→ **Task brief**
Pictures stay out of the copy, and everything else in the data below is repeated exactly.

-.-.-

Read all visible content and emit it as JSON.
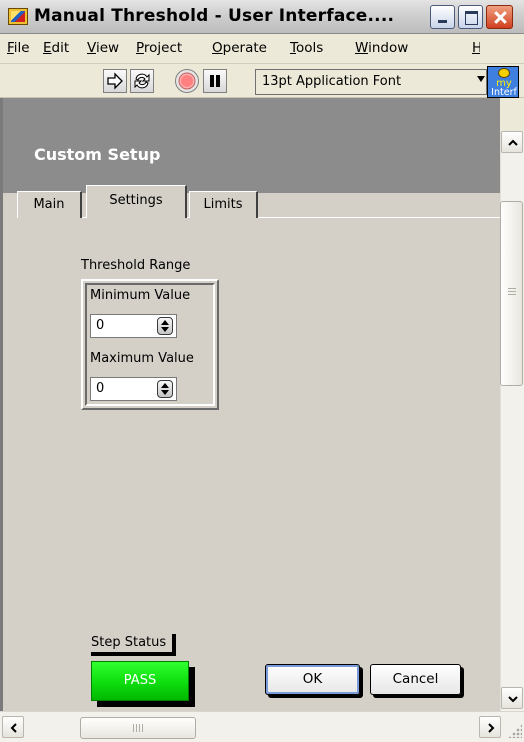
{
  "window": {
    "title": "Manual Threshold - User Interface....",
    "app_icon": "labview-vi-icon"
  },
  "menu": [
    {
      "label": "File",
      "mnemonic": "F",
      "rest": "ile"
    },
    {
      "label": "Edit",
      "mnemonic": "E",
      "rest": "dit"
    },
    {
      "label": "View",
      "mnemonic": "V",
      "rest": "iew"
    },
    {
      "label": "Project",
      "mnemonic": "P",
      "rest": "roject"
    },
    {
      "label": "Operate",
      "mnemonic": "O",
      "rest": "perate"
    },
    {
      "label": "Tools",
      "mnemonic": "T",
      "rest": "ools"
    },
    {
      "label": "Window",
      "mnemonic": "W",
      "rest": "indow"
    },
    {
      "label": "H",
      "mnemonic": "H",
      "rest": ""
    }
  ],
  "toolbar": {
    "font_select": "13pt Application Font",
    "icons": [
      "run-arrow-icon",
      "run-continuously-icon",
      "abort-icon",
      "pause-icon"
    ]
  },
  "vi_icon": {
    "line1": "my",
    "line2": "Interf"
  },
  "header": {
    "title": "Custom Setup"
  },
  "tabs": [
    {
      "label": "Main",
      "active": false
    },
    {
      "label": "Settings",
      "active": true
    },
    {
      "label": "Limits",
      "active": false
    }
  ],
  "threshold": {
    "group_label": "Threshold Range",
    "min_label": "Minimum Value",
    "min_value": "0",
    "max_label": "Maximum Value",
    "max_value": "0"
  },
  "status": {
    "label": "Step Status",
    "value": "PASS",
    "color": "#22ee22"
  },
  "buttons": {
    "ok": "OK",
    "cancel": "Cancel"
  },
  "colors": {
    "header_bg": "#8c8c8c",
    "panel_bg": "#d4d0c8",
    "close_button": "#d04020"
  }
}
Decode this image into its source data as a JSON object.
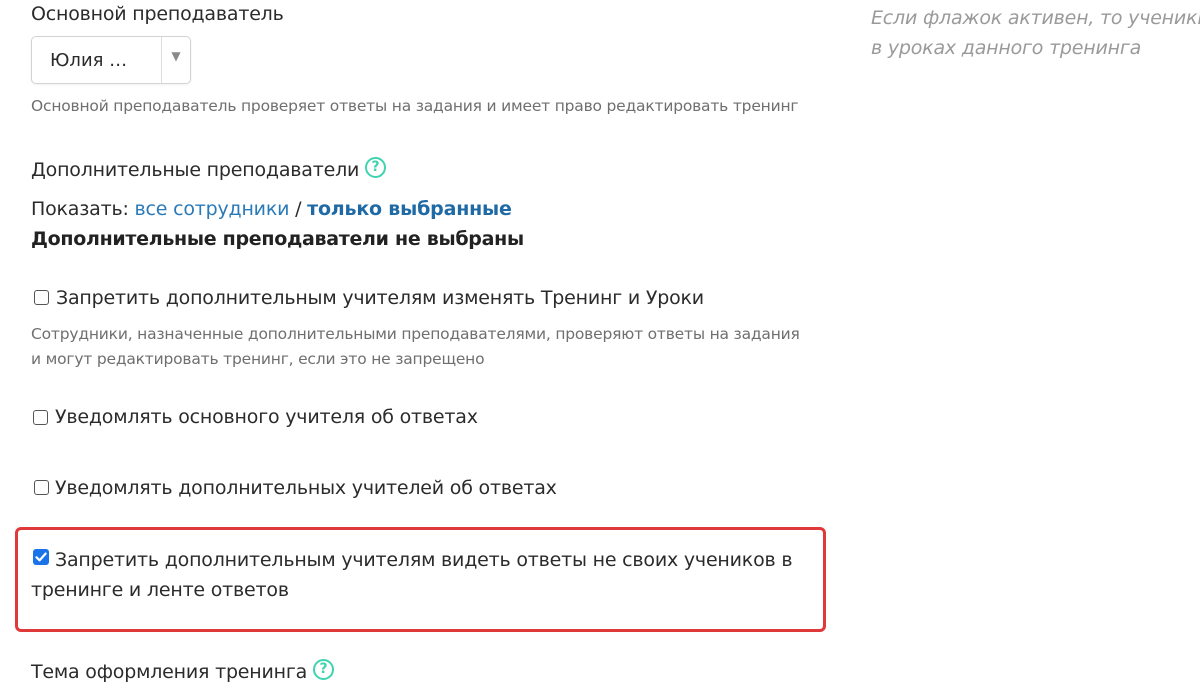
{
  "main_teacher": {
    "label": "Основной преподаватель",
    "selected_value": "Юлия …",
    "caret": "▼",
    "help_text": "Основной преподаватель проверяет ответы на задания и имеет право редактировать тренинг"
  },
  "additional_teachers": {
    "label": "Дополнительные преподаватели",
    "help_icon": "?",
    "show_prefix": "Показать:",
    "show_all": "все сотрудники",
    "show_separator": "/",
    "show_selected": "только выбранные",
    "none_selected": "Дополнительные преподаватели не выбраны"
  },
  "options": {
    "forbid_edit": {
      "label": "Запретить дополнительным учителям изменять Тренинг и Уроки",
      "checked": false,
      "help_line1": "Сотрудники, назначенные дополнительными преподавателями, проверяют ответы на задания",
      "help_line2": "и могут редактировать тренинг, если это не запрещено"
    },
    "notify_main": {
      "label": "Уведомлять основного учителя об ответах",
      "checked": false
    },
    "notify_additional": {
      "label": "Уведомлять дополнительных учителей об ответах",
      "checked": false
    },
    "forbid_view": {
      "label": "Запретить дополнительным учителям видеть ответы не своих учеников в тренинге и ленте ответов",
      "checked": true
    }
  },
  "theme": {
    "label": "Тема оформления тренинга",
    "help_icon": "?"
  },
  "side_hint": {
    "line1": "Если флажок активен, то ученики",
    "line2": "в уроках данного тренинга"
  },
  "colors": {
    "accent_teal": "#3fd3b0",
    "link_blue": "#2a7ab8",
    "checkbox_blue": "#1a73e8",
    "highlight_red": "#e0393a"
  }
}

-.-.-

→ **Exercise output**
Read all visible content and emit it as JSON.
{
  "window": {
    "title": "Manual Threshold - User Interface....",
    "app_icon": "labview-vi-icon"
  },
  "menu": [
    {
      "label": "File",
      "mnemonic": "F",
      "rest": "ile"
    },
    {
      "label": "Edit",
      "mnemonic": "E",
      "rest": "dit"
    },
    {
      "label": "View",
      "mnemonic": "V",
      "rest": "iew"
    },
    {
      "label": "Project",
      "mnemonic": "P",
      "rest": "roject"
    },
    {
      "label": "Operate",
      "mnemonic": "O",
      "rest": "perate"
    },
    {
      "label": "Tools",
      "mnemonic": "T",
      "rest": "ools"
    },
    {
      "label": "Window",
      "mnemonic": "W",
      "rest": "indow"
    },
    {
      "label": "H",
      "mnemonic": "H",
      "rest": ""
    }
  ],
  "toolbar": {
    "font_select": "13pt Application Font",
    "icons": [
      "run-arrow-icon",
      "run-continuously-icon",
      "abort-icon",
      "pause-icon"
    ]
  },
  "vi_icon": {
    "line1": "my",
    "line2": "Interf"
  },
  "header": {
    "title": "Custom Setup"
  },
  "tabs": [
    {
      "label": "Main",
      "active": false
    },
    {
      "label": "Settings",
      "active": true
    },
    {
      "label": "Limits",
      "active": false
    }
  ],
  "threshold": {
    "group_label": "Threshold Range",
    "min_label": "Minimum Value",
    "min_value": "0",
    "max_label": "Maximum Value",
    "max_value": "0"
  },
  "status": {
    "label": "Step Status",
    "value": "PASS",
    "color": "#22ee22"
  },
  "buttons": {
    "ok": "OK",
    "cancel": "Cancel"
  },
  "colors": {
    "header_bg": "#8c8c8c",
    "panel_bg": "#d4d0c8",
    "close_button": "#d04020"
  }
}
Decode this image into its source data as a JSON object.
{
  "main_teacher": {
    "label": "Основной преподаватель",
    "selected_value": "Юлия …",
    "caret": "▼",
    "help_text": "Основной преподаватель проверяет ответы на задания и имеет право редактировать тренинг"
  },
  "additional_teachers": {
    "label": "Дополнительные преподаватели",
    "help_icon": "?",
    "show_prefix": "Показать:",
    "show_all": "все сотрудники",
    "show_separator": "/",
    "show_selected": "только выбранные",
    "none_selected": "Дополнительные преподаватели не выбраны"
  },
  "options": {
    "forbid_edit": {
      "label": "Запретить дополнительным учителям изменять Тренинг и Уроки",
      "checked": false,
      "help_line1": "Сотрудники, назначенные дополнительными преподавателями, проверяют ответы на задания",
      "help_line2": "и могут редактировать тренинг, если это не запрещено"
    },
    "notify_main": {
      "label": "Уведомлять основного учителя об ответах",
      "checked": false
    },
    "notify_additional": {
      "label": "Уведомлять дополнительных учителей об ответах",
      "checked": false
    },
    "forbid_view": {
      "label": "Запретить дополнительным учителям видеть ответы не своих учеников в тренинге и ленте ответов",
      "checked": true
    }
  },
  "theme": {
    "label": "Тема оформления тренинга",
    "help_icon": "?"
  },
  "side_hint": {
    "line1": "Если флажок активен, то ученики",
    "line2": "в уроках данного тренинга"
  },
  "colors": {
    "accent_teal": "#3fd3b0",
    "link_blue": "#2a7ab8",
    "checkbox_blue": "#1a73e8",
    "highlight_red": "#e0393a"
  }
}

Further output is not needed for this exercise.